### Task objective
All of the records must be repeated exactly.

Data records
****************************************

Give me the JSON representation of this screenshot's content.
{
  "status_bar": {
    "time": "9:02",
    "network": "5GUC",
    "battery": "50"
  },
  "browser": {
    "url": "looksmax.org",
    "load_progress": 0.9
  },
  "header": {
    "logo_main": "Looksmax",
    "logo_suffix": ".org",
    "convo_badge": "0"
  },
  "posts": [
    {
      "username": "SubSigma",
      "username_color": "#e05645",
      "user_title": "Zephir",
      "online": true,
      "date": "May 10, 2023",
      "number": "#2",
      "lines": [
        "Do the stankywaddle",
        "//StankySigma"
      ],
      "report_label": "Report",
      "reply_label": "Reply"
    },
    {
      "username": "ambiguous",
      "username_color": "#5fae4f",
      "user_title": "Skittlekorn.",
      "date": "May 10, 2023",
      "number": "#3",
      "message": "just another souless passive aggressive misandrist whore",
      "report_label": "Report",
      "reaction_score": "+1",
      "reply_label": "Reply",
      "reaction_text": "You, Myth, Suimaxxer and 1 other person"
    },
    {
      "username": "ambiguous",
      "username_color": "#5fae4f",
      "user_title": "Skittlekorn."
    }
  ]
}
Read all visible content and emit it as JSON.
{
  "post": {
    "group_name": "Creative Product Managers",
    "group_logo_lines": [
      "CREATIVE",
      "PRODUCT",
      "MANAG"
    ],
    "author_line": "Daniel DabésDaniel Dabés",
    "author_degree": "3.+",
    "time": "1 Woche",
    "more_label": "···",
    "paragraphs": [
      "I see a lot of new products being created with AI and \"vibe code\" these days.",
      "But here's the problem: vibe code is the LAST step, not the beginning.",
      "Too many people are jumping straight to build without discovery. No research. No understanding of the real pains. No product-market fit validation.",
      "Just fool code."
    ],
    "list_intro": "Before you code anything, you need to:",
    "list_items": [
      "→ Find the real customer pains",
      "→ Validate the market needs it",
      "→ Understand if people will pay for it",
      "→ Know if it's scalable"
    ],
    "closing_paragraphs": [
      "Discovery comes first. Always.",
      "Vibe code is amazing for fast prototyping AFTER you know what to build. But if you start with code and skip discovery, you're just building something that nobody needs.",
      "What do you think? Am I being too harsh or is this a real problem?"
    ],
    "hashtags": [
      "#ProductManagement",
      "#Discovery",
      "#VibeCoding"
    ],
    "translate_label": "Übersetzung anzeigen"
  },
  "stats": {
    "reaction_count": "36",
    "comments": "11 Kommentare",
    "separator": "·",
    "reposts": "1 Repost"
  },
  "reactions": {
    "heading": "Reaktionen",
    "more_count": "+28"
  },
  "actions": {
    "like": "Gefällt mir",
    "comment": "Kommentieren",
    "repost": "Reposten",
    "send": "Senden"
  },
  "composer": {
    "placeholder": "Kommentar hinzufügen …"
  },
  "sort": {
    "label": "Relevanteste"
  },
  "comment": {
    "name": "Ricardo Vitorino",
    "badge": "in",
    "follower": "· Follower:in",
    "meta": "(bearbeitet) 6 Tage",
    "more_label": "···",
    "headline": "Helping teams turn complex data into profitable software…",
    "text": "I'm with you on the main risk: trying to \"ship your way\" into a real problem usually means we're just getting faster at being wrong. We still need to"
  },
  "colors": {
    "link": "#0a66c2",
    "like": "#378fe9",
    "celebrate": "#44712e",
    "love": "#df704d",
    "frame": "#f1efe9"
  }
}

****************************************

### Solution
Give me the JSON representation of this screenshot's content.
{
  "status_bar": {
    "time": "9:02",
    "network": "5GUC",
    "battery": "50"
  },
  "browser": {
    "url": "looksmax.org",
    "load_progress": 0.9
  },
  "header": {
    "logo_main": "Looksmax",
    "logo_suffix": ".org",
    "convo_badge": "0"
  },
  "posts": [
    {
      "username": "SubSigma",
      "username_color": "#e05645",
      "user_title": "Zephir",
      "online": true,
      "date": "May 10, 2023",
      "number": "#2",
      "lines": [
        "Do the stankywaddle",
        "//StankySigma"
      ],
      "report_label": "Report",
      "reply_label": "Reply"
    },
    {
      "username": "ambiguous",
      "username_color": "#5fae4f",
      "user_title": "Skittlekorn.",
      "date": "May 10, 2023",
      "number": "#3",
      "message": "just another souless passive aggressive misandrist whore",
      "report_label": "Report",
      "reaction_score": "+1",
      "reply_label": "Reply",
      "reaction_text": "You, Myth, Suimaxxer and 1 other person"
    },
    {
      "username": "ambiguous",
      "username_color": "#5fae4f",
      "user_title": "Skittlekorn."
    }
  ]
}
Read all visible content and emit it as JSON.
{
  "post": {
    "group_name": "Creative Product Managers",
    "group_logo_lines": [
      "CREATIVE",
      "PRODUCT",
      "MANAG"
    ],
    "author_line": "Daniel DabésDaniel Dabés",
    "author_degree": "3.+",
    "time": "1 Woche",
    "more_label": "···",
    "paragraphs": [
      "I see a lot of new products being created with AI and \"vibe code\" these days.",
      "But here's the problem: vibe code is the LAST step, not the beginning.",
      "Too many people are jumping straight to build without discovery. No research. No understanding of the real pains. No product-market fit validation.",
      "Just fool code."
    ],
    "list_intro": "Before you code anything, you need to:",
    "list_items": [
      "→ Find the real customer pains",
      "→ Validate the market needs it",
      "→ Understand if people will pay for it",
      "→ Know if it's scalable"
    ],
    "closing_paragraphs": [
      "Discovery comes first. Always.",
      "Vibe code is amazing for fast prototyping AFTER you know what to build. But if you start with code and skip discovery, you're just building something that nobody needs.",
      "What do you think? Am I being too harsh or is this a real problem?"
    ],
    "hashtags": [
      "#ProductManagement",
      "#Discovery",
      "#VibeCoding"
    ],
    "translate_label": "Übersetzung anzeigen"
  },
  "stats": {
    "reaction_count": "36",
    "comments": "11 Kommentare",
    "separator": "·",
    "reposts": "1 Repost"
  },
  "reactions": {
    "heading": "Reaktionen",
    "more_count": "+28"
  },
  "actions": {
    "like": "Gefällt mir",
    "comment": "Kommentieren",
    "repost": "Reposten",
    "send": "Senden"
  },
  "composer": {
    "placeholder": "Kommentar hinzufügen …"
  },
  "sort": {
    "label": "Relevanteste"
  },
  "comment": {
    "name": "Ricardo Vitorino",
    "badge": "in",
    "follower": "· Follower:in",
    "meta": "(bearbeitet) 6 Tage",
    "more_label": "···",
    "headline": "Helping teams turn complex data into profitable software…",
    "text": "I'm with you on the main risk: trying to \"ship your way\" into a real problem usually means we're just getting faster at being wrong. We still need to"
  },
  "colors": {
    "link": "#0a66c2",
    "like": "#378fe9",
    "celebrate": "#44712e",
    "love": "#df704d",
    "frame": "#f1efe9"
  }
}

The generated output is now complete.